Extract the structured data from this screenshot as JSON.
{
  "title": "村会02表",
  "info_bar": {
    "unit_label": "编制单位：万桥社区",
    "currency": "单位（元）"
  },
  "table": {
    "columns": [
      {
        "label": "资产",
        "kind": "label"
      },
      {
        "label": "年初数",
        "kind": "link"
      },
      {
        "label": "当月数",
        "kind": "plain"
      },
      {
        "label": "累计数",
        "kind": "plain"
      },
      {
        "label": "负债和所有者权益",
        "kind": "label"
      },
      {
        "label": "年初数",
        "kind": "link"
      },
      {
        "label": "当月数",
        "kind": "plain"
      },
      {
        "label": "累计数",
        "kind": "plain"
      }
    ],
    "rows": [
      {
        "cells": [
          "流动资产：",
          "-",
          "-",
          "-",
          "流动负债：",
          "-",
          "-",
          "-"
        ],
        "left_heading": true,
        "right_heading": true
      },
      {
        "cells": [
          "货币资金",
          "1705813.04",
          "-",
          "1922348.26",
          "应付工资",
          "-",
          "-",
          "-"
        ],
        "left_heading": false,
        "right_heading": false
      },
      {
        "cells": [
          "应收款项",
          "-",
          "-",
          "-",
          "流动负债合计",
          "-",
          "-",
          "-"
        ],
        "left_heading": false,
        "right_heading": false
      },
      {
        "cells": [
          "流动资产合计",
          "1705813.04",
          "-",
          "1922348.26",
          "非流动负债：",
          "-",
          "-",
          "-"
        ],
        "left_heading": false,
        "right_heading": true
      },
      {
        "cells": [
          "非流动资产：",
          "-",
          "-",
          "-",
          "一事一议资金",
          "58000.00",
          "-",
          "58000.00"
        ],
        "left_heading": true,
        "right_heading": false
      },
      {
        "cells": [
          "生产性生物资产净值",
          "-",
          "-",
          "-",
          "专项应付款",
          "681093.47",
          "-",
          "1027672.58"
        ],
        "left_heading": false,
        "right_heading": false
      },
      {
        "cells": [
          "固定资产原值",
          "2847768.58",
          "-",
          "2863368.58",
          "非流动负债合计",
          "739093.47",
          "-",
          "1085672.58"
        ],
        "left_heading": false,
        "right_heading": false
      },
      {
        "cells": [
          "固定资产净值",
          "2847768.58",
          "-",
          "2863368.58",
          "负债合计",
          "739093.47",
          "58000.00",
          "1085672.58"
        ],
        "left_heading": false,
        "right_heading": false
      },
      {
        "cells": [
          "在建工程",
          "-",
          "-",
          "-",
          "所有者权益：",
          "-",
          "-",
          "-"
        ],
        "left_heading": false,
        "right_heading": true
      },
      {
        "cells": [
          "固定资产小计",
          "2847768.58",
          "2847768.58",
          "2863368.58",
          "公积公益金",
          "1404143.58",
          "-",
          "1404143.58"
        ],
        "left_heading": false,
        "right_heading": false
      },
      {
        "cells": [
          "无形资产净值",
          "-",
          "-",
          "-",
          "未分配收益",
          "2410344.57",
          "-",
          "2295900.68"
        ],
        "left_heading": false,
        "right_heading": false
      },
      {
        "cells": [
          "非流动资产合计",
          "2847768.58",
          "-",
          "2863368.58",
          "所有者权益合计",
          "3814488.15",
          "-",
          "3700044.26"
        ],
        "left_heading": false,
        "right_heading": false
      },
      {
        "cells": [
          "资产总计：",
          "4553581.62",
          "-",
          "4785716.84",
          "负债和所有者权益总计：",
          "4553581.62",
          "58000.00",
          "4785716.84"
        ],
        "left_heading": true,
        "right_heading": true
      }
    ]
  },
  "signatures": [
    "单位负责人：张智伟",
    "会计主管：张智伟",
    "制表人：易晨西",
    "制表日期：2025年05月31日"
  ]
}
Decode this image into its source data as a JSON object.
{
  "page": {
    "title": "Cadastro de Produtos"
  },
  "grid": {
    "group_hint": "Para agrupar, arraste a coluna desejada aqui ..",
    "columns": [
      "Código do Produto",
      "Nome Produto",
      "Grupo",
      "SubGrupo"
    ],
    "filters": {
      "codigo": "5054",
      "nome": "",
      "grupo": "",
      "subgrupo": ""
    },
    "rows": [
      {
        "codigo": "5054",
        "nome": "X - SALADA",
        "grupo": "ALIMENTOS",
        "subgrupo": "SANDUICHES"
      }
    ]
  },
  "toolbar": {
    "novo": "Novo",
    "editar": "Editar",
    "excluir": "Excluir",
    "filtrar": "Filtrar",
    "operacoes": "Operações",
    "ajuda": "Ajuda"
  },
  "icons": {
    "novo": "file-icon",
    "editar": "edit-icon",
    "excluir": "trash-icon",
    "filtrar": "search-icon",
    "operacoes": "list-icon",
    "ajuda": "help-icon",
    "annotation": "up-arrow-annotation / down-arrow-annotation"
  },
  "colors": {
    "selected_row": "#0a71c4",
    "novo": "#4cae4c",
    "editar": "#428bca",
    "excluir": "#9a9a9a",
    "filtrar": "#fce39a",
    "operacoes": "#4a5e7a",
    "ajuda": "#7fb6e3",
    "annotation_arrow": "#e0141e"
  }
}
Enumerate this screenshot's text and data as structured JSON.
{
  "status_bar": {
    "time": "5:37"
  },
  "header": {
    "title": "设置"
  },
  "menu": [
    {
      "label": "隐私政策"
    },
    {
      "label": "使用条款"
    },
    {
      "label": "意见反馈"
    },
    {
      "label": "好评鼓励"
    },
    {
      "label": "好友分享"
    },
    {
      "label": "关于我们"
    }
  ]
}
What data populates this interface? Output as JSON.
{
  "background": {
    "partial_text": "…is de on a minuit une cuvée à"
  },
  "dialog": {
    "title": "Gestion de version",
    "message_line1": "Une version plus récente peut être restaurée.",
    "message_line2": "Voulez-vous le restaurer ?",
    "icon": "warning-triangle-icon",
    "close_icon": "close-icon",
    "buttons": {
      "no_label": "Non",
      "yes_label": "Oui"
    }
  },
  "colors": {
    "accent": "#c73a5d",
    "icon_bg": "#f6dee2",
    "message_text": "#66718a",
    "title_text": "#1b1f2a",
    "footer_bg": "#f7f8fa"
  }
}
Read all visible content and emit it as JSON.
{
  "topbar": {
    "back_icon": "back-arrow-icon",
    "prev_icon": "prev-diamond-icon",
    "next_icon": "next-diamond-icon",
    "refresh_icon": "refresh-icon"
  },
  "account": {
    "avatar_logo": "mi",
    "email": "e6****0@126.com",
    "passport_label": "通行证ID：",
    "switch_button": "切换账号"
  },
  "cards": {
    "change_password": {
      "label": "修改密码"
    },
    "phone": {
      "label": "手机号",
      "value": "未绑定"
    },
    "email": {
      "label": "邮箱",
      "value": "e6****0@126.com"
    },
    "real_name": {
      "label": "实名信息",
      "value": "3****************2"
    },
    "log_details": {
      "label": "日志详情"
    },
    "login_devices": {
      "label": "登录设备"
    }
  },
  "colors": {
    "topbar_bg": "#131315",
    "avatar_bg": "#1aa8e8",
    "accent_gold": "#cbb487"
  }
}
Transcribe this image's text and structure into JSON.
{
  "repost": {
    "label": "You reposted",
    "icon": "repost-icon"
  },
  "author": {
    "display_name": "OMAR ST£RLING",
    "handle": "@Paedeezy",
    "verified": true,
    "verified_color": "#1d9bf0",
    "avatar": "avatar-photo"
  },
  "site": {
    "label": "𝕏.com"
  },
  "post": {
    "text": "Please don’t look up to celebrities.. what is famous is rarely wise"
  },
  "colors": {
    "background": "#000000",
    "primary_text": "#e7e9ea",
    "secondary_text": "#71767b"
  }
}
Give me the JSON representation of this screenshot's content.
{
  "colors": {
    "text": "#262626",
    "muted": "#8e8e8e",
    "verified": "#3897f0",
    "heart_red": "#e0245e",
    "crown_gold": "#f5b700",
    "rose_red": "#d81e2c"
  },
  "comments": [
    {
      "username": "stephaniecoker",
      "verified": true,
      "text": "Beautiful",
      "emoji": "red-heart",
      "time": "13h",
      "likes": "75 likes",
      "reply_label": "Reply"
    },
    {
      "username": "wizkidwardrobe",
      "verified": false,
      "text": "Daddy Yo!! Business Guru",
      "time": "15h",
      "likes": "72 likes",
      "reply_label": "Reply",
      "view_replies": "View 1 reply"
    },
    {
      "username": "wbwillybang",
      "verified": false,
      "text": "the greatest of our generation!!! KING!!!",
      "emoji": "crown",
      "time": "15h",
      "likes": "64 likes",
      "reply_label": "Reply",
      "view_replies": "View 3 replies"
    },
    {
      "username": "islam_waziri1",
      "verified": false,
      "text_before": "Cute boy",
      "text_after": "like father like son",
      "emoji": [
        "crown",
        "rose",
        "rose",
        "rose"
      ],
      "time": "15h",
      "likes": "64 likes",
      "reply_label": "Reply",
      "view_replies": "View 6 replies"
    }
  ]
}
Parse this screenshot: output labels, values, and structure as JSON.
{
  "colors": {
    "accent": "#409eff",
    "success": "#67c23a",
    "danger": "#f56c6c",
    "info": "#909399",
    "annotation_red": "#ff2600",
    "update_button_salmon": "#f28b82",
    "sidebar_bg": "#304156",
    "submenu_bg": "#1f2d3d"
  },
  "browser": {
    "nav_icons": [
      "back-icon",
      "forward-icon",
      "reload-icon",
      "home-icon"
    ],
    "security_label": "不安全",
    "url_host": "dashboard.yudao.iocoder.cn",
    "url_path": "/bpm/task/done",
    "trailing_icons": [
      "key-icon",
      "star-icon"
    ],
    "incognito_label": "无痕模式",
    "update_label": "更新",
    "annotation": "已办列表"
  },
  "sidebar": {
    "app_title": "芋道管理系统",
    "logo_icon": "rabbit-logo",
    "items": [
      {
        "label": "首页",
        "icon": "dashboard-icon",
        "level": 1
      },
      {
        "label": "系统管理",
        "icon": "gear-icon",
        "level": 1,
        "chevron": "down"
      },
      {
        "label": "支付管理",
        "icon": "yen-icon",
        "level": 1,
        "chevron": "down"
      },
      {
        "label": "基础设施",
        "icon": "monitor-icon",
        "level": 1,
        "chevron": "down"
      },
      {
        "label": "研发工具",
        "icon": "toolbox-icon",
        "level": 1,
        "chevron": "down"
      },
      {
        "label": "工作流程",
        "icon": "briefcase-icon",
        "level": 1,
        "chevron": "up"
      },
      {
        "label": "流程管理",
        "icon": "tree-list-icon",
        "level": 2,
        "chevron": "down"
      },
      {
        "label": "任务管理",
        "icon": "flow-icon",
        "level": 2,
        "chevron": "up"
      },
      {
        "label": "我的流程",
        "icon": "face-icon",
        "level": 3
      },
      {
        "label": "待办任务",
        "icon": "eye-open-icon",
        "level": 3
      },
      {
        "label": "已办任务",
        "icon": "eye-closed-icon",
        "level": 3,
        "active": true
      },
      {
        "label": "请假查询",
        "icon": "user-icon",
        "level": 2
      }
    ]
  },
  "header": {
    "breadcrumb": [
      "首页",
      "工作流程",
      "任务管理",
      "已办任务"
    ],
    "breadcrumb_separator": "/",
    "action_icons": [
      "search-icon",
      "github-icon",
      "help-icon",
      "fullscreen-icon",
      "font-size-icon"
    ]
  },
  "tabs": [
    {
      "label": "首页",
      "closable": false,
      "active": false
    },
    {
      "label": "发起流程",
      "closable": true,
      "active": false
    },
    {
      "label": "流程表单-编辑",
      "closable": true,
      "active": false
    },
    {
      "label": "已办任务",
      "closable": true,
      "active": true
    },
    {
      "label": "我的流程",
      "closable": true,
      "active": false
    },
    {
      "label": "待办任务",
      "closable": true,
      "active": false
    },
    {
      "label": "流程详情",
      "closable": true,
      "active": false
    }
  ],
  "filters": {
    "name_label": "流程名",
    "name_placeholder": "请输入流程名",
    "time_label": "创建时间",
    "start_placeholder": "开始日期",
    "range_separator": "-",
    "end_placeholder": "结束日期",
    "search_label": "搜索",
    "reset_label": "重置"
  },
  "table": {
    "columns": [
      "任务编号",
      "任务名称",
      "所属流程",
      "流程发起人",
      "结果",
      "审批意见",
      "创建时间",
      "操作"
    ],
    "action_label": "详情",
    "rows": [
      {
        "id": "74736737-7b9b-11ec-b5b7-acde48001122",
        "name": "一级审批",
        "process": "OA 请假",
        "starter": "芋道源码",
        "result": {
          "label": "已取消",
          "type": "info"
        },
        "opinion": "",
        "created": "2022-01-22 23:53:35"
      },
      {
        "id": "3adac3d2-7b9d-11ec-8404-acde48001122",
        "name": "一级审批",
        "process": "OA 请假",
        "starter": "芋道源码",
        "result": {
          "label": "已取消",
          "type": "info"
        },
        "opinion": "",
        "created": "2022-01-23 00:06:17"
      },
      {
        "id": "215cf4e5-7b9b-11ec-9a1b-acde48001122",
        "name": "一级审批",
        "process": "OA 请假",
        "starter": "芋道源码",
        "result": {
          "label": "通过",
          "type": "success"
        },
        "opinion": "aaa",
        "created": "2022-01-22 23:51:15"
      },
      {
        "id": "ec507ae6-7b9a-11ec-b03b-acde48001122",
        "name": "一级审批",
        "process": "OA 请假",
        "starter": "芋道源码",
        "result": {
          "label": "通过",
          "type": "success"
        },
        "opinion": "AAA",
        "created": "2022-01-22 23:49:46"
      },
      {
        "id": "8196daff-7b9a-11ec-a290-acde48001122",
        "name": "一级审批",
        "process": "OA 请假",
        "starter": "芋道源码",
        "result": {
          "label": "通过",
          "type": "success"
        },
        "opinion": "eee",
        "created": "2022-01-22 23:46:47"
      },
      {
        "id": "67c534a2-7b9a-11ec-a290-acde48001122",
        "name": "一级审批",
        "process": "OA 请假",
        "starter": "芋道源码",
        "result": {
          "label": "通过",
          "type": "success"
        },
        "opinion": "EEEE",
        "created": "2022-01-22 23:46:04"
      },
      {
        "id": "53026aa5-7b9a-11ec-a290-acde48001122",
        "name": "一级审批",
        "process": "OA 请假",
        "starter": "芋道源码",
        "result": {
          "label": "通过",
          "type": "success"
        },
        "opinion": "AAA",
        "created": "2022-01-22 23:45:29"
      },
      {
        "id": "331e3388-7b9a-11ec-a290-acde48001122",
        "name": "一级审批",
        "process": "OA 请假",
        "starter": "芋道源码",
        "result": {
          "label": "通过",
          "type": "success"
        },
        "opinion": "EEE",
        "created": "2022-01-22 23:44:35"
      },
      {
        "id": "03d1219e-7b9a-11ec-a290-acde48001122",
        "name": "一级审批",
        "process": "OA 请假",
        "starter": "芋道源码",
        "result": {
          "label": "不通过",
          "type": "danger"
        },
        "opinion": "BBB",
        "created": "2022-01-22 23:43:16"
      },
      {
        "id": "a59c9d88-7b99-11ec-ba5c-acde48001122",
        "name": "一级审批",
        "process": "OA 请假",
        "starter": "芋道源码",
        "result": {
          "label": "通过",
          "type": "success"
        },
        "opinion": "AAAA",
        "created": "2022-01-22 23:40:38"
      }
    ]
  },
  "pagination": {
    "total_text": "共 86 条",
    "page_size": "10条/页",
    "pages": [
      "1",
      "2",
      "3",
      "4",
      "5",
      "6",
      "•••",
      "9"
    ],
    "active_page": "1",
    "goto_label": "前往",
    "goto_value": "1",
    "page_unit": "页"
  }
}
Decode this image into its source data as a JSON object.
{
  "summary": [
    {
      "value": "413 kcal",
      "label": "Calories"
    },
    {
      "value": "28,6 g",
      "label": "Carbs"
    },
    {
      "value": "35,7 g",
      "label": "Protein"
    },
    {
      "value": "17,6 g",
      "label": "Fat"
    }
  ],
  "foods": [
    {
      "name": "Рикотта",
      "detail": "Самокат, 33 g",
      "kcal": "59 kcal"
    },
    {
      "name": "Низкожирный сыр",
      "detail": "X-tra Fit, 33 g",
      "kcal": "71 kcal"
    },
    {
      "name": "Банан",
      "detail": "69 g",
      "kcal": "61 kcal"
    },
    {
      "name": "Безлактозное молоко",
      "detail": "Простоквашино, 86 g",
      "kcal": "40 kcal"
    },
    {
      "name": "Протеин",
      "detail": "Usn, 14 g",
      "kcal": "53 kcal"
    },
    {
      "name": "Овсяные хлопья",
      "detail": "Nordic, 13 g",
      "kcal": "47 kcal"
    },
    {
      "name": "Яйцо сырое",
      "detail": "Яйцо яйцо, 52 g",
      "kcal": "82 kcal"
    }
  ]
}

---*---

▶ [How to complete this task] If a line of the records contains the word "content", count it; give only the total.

▶ [Response area] 2